The Army Corps of Engineers could begin closing the Bonnet Carré Spillway in two-to-three weeks.
Officials tell Eyewitness News that the closure will begin when the river goes down to 15.5 feet at the Carrollton Gage. Crews will be able to safely begin closing the bays once the river reaches that level.
Based on the forecast from the National Weather Service, that should happen in the second or third week of July.
Army Corps of Engineers officials tell us that the closing will not be a quick operation since there is still a tremendous amount of water in the river.
Unprecedented flooding raised the river level so high that for the first time ever, the Army Corps of Engineers opened the Bonnet Carré spillway twice in one year.
The prolonged opening flushed out Lake Pontchartrain’s brackish water, hurting the local seafood industry.
Gov. John Bel Edwards asked the federal government to declare a fisheries disaster for Louisiana.
Louisiana's oyster harvest is 80% below average for this time of year and more oysters are expected to die as temperatures rise, according to a preliminary report on the department's website. Shrimp landings were down 63% and blue crab landings down 45% in April from the five-year average. There's been a drop in the fish catch, but it hasn't reached the statewide average of 35% needed for a federal fisheries disaster declaration, the report says.

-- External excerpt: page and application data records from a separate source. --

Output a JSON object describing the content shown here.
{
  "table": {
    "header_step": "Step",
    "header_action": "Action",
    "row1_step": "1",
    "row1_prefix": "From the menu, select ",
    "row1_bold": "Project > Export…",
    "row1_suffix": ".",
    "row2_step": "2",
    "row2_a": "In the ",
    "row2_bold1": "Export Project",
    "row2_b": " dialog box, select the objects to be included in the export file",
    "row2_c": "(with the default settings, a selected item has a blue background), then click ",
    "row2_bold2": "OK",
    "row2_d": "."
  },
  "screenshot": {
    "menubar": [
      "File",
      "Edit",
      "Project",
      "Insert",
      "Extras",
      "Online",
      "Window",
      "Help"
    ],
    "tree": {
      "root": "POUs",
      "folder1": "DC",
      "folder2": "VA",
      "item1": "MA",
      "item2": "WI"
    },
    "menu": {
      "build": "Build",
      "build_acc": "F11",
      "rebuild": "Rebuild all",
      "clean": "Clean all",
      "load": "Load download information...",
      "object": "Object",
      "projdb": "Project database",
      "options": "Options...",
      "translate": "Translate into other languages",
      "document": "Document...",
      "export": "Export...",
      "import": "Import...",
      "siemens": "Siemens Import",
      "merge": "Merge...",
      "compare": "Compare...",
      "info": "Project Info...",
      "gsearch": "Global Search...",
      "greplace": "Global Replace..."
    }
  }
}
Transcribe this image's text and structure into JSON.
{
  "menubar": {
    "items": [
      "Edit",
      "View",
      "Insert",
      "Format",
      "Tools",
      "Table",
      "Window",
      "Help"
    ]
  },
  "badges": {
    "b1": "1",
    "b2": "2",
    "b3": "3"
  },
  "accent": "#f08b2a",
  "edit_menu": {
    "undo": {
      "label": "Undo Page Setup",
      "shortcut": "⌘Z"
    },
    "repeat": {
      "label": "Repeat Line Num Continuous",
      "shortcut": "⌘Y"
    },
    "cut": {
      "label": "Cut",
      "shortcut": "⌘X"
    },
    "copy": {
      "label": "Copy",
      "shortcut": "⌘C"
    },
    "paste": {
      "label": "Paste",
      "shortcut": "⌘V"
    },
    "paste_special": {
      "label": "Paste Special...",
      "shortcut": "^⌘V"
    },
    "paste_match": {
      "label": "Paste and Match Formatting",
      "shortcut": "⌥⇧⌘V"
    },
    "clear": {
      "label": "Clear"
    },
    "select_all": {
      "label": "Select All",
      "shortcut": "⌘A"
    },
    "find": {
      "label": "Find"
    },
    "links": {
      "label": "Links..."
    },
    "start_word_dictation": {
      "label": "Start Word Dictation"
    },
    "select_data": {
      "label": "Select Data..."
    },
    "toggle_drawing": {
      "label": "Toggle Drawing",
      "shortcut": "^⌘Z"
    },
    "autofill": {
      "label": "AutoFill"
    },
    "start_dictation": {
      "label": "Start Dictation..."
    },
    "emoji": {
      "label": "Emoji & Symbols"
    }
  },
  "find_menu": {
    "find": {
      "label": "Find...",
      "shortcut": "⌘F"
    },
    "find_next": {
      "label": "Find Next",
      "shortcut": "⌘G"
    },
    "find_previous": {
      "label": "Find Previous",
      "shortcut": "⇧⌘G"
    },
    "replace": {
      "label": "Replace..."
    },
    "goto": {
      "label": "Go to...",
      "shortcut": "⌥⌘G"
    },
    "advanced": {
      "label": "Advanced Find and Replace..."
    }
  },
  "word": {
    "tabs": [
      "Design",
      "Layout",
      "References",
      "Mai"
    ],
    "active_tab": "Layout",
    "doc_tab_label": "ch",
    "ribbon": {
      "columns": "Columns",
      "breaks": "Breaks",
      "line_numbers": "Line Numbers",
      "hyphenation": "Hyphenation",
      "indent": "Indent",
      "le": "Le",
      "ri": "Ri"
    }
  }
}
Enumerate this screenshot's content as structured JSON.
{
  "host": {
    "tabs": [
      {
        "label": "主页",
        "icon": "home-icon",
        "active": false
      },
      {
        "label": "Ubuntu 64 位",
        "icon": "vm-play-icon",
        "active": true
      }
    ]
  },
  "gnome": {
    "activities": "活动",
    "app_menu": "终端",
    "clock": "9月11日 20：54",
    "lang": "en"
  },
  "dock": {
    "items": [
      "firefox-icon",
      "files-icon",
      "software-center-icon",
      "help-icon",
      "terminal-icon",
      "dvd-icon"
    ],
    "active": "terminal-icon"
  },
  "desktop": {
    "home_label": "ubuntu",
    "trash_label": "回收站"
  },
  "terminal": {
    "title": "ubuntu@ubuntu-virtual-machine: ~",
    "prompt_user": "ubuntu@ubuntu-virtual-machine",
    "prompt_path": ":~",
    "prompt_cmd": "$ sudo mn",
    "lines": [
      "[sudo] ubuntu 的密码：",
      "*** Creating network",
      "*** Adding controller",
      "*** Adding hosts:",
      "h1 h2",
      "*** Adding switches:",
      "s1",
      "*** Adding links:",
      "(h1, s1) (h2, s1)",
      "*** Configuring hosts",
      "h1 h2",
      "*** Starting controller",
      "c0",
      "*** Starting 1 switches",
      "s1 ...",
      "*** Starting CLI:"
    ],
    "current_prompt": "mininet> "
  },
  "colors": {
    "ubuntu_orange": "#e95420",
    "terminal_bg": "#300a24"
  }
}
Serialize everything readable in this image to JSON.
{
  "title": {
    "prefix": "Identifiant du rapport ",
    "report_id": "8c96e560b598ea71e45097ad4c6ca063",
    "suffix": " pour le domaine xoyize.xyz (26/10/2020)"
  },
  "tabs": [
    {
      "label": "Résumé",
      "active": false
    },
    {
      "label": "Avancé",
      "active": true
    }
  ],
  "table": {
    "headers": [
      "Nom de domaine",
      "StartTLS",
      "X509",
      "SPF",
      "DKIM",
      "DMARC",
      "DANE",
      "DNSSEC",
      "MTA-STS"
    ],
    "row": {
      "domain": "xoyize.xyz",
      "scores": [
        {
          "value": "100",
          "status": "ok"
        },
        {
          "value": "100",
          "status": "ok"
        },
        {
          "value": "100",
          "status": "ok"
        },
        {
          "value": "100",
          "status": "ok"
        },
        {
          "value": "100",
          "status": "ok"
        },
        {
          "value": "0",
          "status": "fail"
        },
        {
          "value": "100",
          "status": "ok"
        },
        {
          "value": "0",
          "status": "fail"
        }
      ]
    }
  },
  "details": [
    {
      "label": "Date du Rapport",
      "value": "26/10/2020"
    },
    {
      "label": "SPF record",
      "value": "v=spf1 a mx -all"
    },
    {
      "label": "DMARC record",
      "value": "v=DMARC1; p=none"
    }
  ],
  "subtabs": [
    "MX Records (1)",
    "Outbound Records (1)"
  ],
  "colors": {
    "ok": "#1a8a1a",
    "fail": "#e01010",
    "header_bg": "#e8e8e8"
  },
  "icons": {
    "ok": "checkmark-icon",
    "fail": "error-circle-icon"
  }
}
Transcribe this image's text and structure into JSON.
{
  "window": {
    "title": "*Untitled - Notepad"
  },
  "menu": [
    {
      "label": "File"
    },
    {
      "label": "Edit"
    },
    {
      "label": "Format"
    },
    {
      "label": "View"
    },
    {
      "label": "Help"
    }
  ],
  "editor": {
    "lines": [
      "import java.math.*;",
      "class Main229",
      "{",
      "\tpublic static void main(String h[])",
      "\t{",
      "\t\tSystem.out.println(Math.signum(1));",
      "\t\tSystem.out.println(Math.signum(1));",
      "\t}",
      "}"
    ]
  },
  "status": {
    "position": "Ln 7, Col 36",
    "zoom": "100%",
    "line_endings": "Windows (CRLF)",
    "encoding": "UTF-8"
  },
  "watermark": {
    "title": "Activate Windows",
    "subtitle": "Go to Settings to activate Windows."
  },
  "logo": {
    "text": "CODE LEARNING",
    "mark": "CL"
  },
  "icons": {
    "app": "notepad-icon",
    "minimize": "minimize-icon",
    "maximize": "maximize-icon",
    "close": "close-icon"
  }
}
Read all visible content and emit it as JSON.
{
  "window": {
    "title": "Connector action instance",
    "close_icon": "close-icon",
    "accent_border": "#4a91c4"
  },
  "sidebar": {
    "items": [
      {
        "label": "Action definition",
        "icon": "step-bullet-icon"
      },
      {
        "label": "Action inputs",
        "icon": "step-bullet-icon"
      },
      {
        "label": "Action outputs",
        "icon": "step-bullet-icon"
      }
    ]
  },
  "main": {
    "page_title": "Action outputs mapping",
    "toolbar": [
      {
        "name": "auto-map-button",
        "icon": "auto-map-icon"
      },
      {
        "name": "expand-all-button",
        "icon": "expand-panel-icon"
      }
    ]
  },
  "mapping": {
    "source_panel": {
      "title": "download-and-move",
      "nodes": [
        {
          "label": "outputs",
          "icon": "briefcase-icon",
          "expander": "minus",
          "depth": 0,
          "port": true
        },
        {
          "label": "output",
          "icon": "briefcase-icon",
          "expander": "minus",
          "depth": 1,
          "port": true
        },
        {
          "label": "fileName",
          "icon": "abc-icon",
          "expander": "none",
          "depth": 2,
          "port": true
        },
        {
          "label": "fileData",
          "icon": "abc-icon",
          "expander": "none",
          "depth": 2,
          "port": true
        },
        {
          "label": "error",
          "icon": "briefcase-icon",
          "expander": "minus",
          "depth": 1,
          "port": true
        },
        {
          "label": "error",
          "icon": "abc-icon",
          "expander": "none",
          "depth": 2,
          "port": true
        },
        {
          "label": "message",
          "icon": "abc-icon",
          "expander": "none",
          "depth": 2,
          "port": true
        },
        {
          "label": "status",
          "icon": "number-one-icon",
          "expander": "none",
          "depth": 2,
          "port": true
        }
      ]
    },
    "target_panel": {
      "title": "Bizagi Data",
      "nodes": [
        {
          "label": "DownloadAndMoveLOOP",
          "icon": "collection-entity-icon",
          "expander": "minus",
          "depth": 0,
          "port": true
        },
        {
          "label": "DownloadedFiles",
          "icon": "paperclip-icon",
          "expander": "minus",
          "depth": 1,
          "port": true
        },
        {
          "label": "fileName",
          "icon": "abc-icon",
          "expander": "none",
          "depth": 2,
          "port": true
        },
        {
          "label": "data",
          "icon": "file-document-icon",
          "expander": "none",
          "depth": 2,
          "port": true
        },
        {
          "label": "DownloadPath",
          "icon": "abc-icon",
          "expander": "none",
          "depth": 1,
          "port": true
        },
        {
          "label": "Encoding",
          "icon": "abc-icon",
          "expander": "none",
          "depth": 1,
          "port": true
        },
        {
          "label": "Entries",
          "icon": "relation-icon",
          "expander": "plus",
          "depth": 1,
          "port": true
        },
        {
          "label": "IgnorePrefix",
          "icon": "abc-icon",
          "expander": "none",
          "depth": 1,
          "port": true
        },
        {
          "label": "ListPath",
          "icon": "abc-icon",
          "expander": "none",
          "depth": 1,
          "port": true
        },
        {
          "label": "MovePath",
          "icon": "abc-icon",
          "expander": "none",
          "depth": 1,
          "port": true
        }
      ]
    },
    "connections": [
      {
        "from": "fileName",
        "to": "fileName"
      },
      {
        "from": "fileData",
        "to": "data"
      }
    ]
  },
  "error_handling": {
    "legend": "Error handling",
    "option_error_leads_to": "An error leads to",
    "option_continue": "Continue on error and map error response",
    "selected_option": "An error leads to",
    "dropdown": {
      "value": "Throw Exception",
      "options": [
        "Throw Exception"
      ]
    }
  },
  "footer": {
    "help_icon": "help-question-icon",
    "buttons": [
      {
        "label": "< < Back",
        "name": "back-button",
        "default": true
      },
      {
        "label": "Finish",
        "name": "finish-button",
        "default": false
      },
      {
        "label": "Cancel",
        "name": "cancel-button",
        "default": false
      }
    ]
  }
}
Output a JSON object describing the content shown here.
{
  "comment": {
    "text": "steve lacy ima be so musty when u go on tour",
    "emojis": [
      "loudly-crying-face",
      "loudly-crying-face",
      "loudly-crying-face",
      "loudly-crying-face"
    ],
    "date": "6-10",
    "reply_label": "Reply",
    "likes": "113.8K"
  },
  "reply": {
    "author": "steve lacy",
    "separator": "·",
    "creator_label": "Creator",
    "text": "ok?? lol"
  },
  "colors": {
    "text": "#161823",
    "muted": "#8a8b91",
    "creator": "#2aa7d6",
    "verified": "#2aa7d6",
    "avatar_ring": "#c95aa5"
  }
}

The opening may also be contributing to algae blooms affecting Lake Pontchartrain and the Gulf coast. The algae and shut down several beaches due to the health risks it poses and even thrown off the food chain in the areas it has taken hold.